FBI nabs man for spraying poison on food
The FBI has arrested a man who sprayed a poisonous mixture on open food in multiple Michigan grocery stores. About 15 stores – including Whole Foods Market and a Kroger – in five cities may have been targeted.
The suspect allegedly sprayed a combination of hand cleaner, water and mouse poison on produce over the past two weeks.
Authorities have not speculated on a motive, but the case brings back memories of the 1982 deaths of seven people who swallowed cyanide-laced Tylenol in the Chicago area. Those murders remain unsolved, but the incident forever changed the way consumer goods are packaged and sold.
Bundy trial date set
A federal judge has set Feb. 6, 2017, as the trial date for Cliven Bundy and 18 others charged in the 2014 armed standoff in Nevada. Bundy and most of the defendants opposed the trial date on grounds it would violate their constitutional right to a speedy trial. But the judge said the “ends of justice” would be served by moving the trial to February. She also declared the case complex and set a series of deadlines for pre-trial motions. Prosecutors have until tomorrow to turn over a large share of the evidence they have accumulated over the last two years.
Domino’s slices antibiotics
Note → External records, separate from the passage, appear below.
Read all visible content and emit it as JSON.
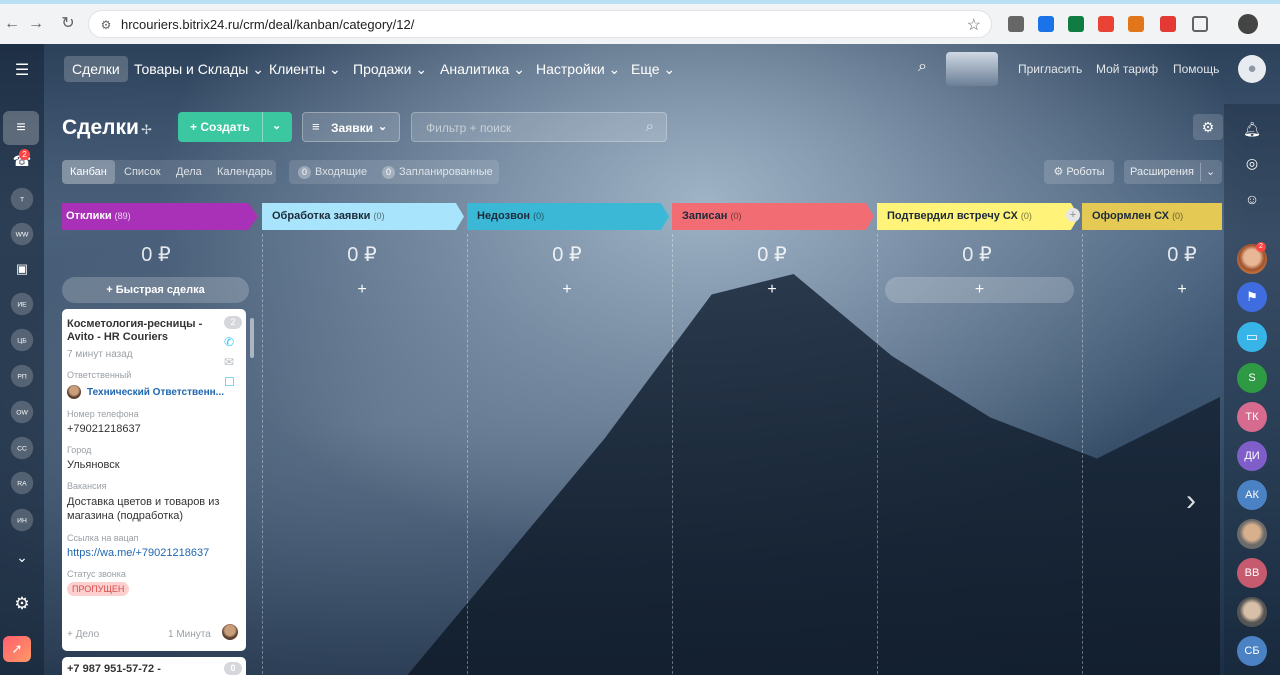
{
  "browser": {
    "url": "hrcouriers.bitrix24.ru/crm/deal/kanban/category/12/"
  },
  "topmenu": {
    "items": [
      "Сделки",
      "Товары и Склады",
      "Клиенты",
      "Продажи",
      "Аналитика",
      "Настройки",
      "Еще"
    ],
    "invite": "Пригласить",
    "tariff": "Мой тариф",
    "help": "Помощь"
  },
  "toolbar": {
    "title": "Сделки",
    "create": "Создать",
    "category": "Заявки",
    "filter_placeholder": "Фильтр + поиск",
    "robots": "Роботы",
    "extensions": "Расширения"
  },
  "views": {
    "tabs": [
      "Канбан",
      "Список",
      "Дела",
      "Календарь"
    ],
    "incoming_count": "0",
    "incoming_label": "Входящие",
    "planned_count": "0",
    "planned_label": "Запланированные"
  },
  "left_rail": {
    "notif_count": "2",
    "groups": [
      "T",
      "WW",
      "ИЕ",
      "ЦБ",
      "РП",
      "OW",
      "CC",
      "RA",
      "ИН"
    ]
  },
  "right_rail": {
    "badge": "2",
    "contacts": [
      "S",
      "ТК",
      "ДИ",
      "АК",
      "ВВ",
      "СБ"
    ]
  },
  "stages": [
    {
      "name": "Отклики",
      "count": "(89)",
      "sum": "0 ₽",
      "color": "#a831b8"
    },
    {
      "name": "Обработка заявки",
      "count": "(0)",
      "sum": "0 ₽",
      "color": "#a8e4fb"
    },
    {
      "name": "Недозвон",
      "count": "(0)",
      "sum": "0 ₽",
      "color": "#3bb8d6"
    },
    {
      "name": "Записан",
      "count": "(0)",
      "sum": "0 ₽",
      "color": "#f16d73"
    },
    {
      "name": "Подтвердил встречу СХ",
      "count": "(0)",
      "sum": "0 ₽",
      "color": "#fff37a"
    },
    {
      "name": "Оформлен СХ",
      "count": "(0)",
      "sum": "0 ₽",
      "color": "#e4ca55"
    }
  ],
  "quick_deal": "Быстрая сделка",
  "card": {
    "title": "Косметология-ресницы - Avito - HR Couriers",
    "count": "2",
    "time": "7 минут назад",
    "responsible_label": "Ответственный",
    "responsible": "Технический Ответственн...",
    "phone_label": "Номер телефона",
    "phone": "+79021218637",
    "city_label": "Город",
    "city": "Ульяновск",
    "vacancy_label": "Вакансия",
    "vacancy": "Доставка цветов и товаров из магазина (подработка)",
    "whatsapp_label": "Ссылка на вацап",
    "whatsapp": "https://wa.me/+79021218637",
    "status_label": "Статус звонка",
    "status": "ПРОПУЩЕН",
    "add_activity": "+ Дело",
    "activity_time": "1 Минута"
  },
  "card2": {
    "title": "+7 987 951-57-72 -",
    "count": "0"
  }
}
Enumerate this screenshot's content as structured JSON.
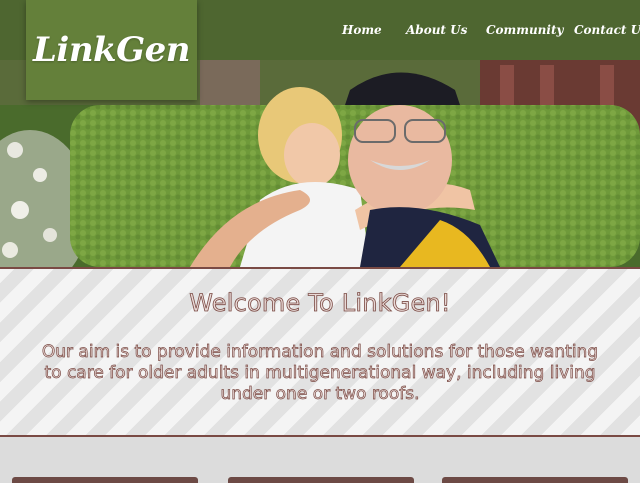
{
  "brand": {
    "logo": "LinkGen"
  },
  "nav": {
    "items": [
      "Home",
      "About Us",
      "Community",
      "Contact Us"
    ]
  },
  "welcome": {
    "title": "Welcome To LinkGen!",
    "body": "Our aim is to provide information and solutions for those wanting to care for older adults in multigenerational way, including living under one or two roofs."
  },
  "colors": {
    "header": "#4e6630",
    "logo_box": "#64803a",
    "accent": "#7a4a44"
  }
}
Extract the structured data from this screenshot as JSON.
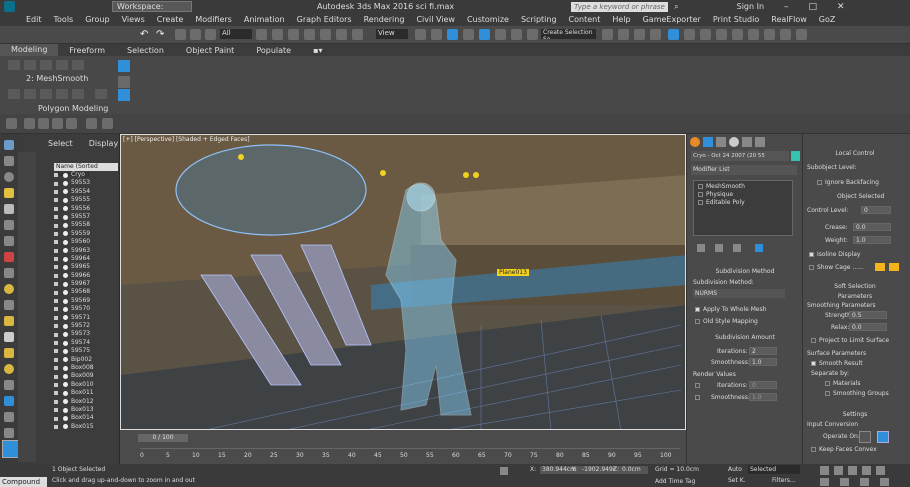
{
  "titlebar": {
    "workspace": "Workspace: Default",
    "title": "Autodesk 3ds Max 2016     sci fi.max",
    "search_placeholder": "Type a keyword or phrase",
    "signin": "Sign In"
  },
  "menu": [
    "Edit",
    "Tools",
    "Group",
    "Views",
    "Create",
    "Modifiers",
    "Animation",
    "Graph Editors",
    "Rendering",
    "Civil View",
    "Customize",
    "Scripting",
    "Content",
    "Help",
    "GameExporter",
    "Print Studio",
    "RealFlow",
    "GoZ"
  ],
  "toolbar": {
    "selection_filter": "All",
    "view_dropdown": "View",
    "named_selection": "Create Selection Se"
  },
  "ribbon": {
    "tabs": [
      "Modeling",
      "Freeform",
      "Selection",
      "Object Paint",
      "Populate"
    ],
    "active_tab": "Modeling",
    "modifier": "2: MeshSmooth",
    "panel_label": "Polygon Modeling"
  },
  "scene_explorer": {
    "tabs": [
      "Select",
      "Display"
    ],
    "header": "Name (Sorted Ascending)",
    "items": [
      "Cryo",
      "59553",
      "59554",
      "59555",
      "59556",
      "59557",
      "59558",
      "59559",
      "59560",
      "59963",
      "59964",
      "59965",
      "59966",
      "59967",
      "59568",
      "59569",
      "59570",
      "59571",
      "59572",
      "59573",
      "59574",
      "59575",
      "Bip002",
      "Box008",
      "Box009",
      "Box010",
      "Box011",
      "Box012",
      "Box013",
      "Box014",
      "Box015"
    ]
  },
  "viewport": {
    "label": "[+] [Perspective] [Shaded + Edged Faces]",
    "tag": "Plane013"
  },
  "timeline": {
    "frame": "0 / 100",
    "ticks": [
      "0",
      "5",
      "10",
      "15",
      "20",
      "25",
      "30",
      "35",
      "40",
      "45",
      "50",
      "55",
      "60",
      "65",
      "70",
      "75",
      "80",
      "85",
      "90",
      "95",
      "100"
    ]
  },
  "command_panel": {
    "object_name": "Cryo - Oct 24 2007 (20 55 23)-180x",
    "modifier_list": "Modifier List",
    "stack": [
      "MeshSmooth",
      "Physique",
      "Editable Poly"
    ],
    "subdivision_method": {
      "header": "Subdivision Method",
      "label": "Subdivision Method:",
      "value": "NURMS",
      "apply_whole": "Apply To Whole Mesh",
      "old_style": "Old Style Mapping"
    },
    "subdivision_amount": {
      "header": "Subdivision Amount",
      "iterations_label": "Iterations:",
      "iterations": "2",
      "smoothness_label": "Smoothness:",
      "smoothness": "1.0",
      "render_values": "Render Values",
      "r_iterations_label": "Iterations:",
      "r_iterations": "0",
      "r_smoothness_label": "Smoothness:",
      "r_smoothness": "1.0"
    }
  },
  "right_panel": {
    "local_control": "Local Control",
    "sub_object": "Subobject Level:",
    "ignore_backfacing": "Ignore Backfacing",
    "object_selected": "Object Selected",
    "control_level": "Control Level:",
    "control_level_val": "0",
    "crease": "Crease:",
    "crease_val": "0.0",
    "weight": "Weight:",
    "weight_val": "1.0",
    "isoline": "Isoline Display",
    "show_cage": "Show Cage ......",
    "soft_selection": "Soft Selection",
    "parameters": "Parameters",
    "smoothing_params": "Smoothing Parameters",
    "strength": "Strength:",
    "strength_val": "0.5",
    "relax": "Relax:",
    "relax_val": "0.0",
    "project_limit": "Project to Limit Surface",
    "surface_params": "Surface Parameters",
    "smooth_result": "Smooth Result",
    "separate_by": "Separate by:",
    "materials": "Materials",
    "smoothing_groups": "Smoothing Groups",
    "settings": "Settings",
    "input_conversion": "Input Conversion",
    "operate_on": "Operate On:",
    "keep_faces_convex": "Keep Faces Convex"
  },
  "status": {
    "selected": "1 Object Selected",
    "prompt": "Click and drag up-and-down to zoom in and out",
    "grid": "Grid = 10.0cm",
    "add_time_tag": "Add Time Tag",
    "auto": "Auto",
    "selected_dd": "Selected",
    "set_k": "Set K.",
    "filters": "Filters...",
    "compound": "Compound",
    "x_val": "380.944cm",
    "y_val": "-1902.949c",
    "z_val": "0.0cm"
  },
  "colors": {
    "accent": "#2f8fd8",
    "viewport_border": "#dddddd",
    "plane_tag": "#f1d21f",
    "cage_color1": "#f3b31b",
    "cage_color2": "#f3b31b"
  }
}
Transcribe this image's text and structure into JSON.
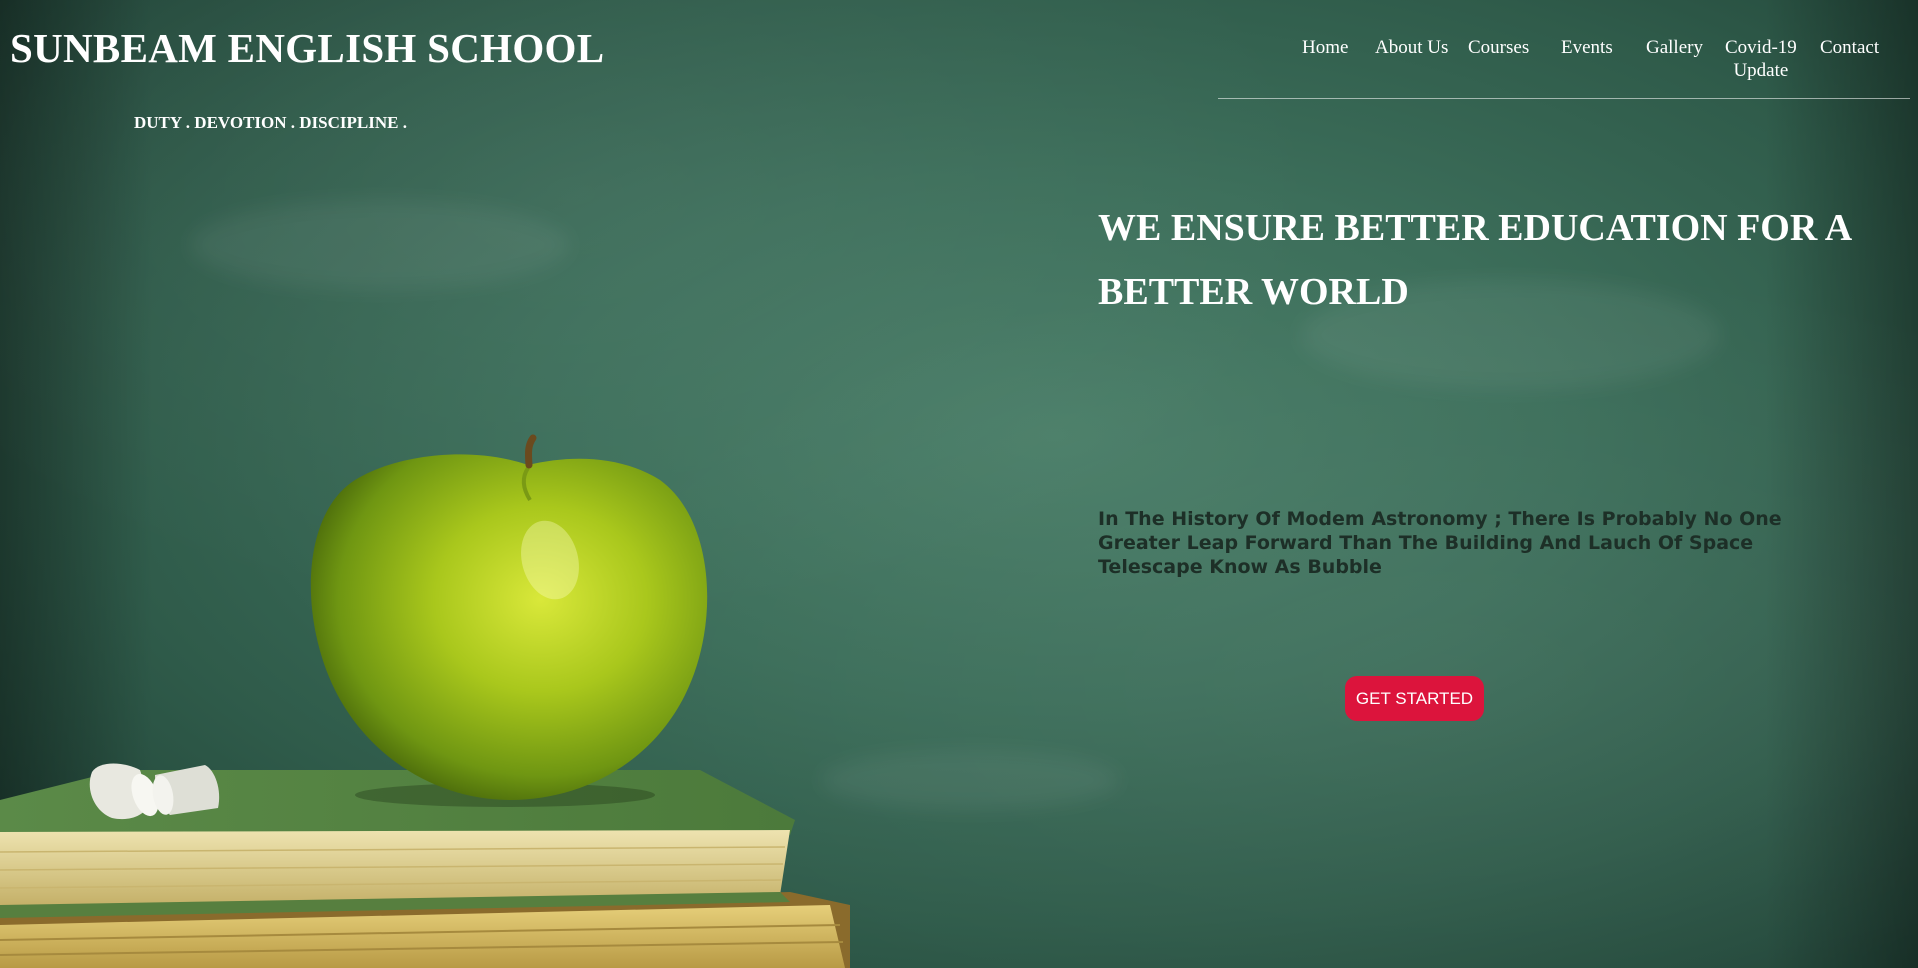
{
  "header": {
    "site_title": "SUNBEAM ENGLISH SCHOOL",
    "tagline": "DUTY . DEVOTION . DISCIPLINE ."
  },
  "nav": {
    "items": [
      {
        "label": "Home"
      },
      {
        "label": "About Us"
      },
      {
        "label": "Courses"
      },
      {
        "label": "Events"
      },
      {
        "label": "Gallery"
      },
      {
        "label": "Covid-19\nUpdate"
      },
      {
        "label": "Contact"
      }
    ]
  },
  "hero": {
    "heading": "WE ENSURE BETTER EDUCATION FOR A BETTER WORLD",
    "text": "In The History Of Modem Astronomy ; There Is Probably No One Greater Leap Forward Than The Building And Lauch Of Space Telescape Know As Bubble",
    "button_label": "GET STARTED"
  },
  "colors": {
    "chalkboard": "#3c6e5a",
    "button": "#dc143c",
    "hero_text": "#1d2f27",
    "apple": "#a8c81a"
  },
  "illustration": {
    "subject": "apple-on-books",
    "icon": "apple-icon"
  }
}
Domino’s Pizza Group, the independent British branch of the international pizza-delivery giant, told the media last month that it has stringent limits on antibiotics usage. Domino's suppliers in the U.K., “use antibiotics only when necessary to treat disease” and while “under strict veterinary supervision.” That might sound like a common-sense approach but it stands in marked contrast to the way most meat and poultry suppliers routinely treat animals with medicine to defend against illness and encourage growth.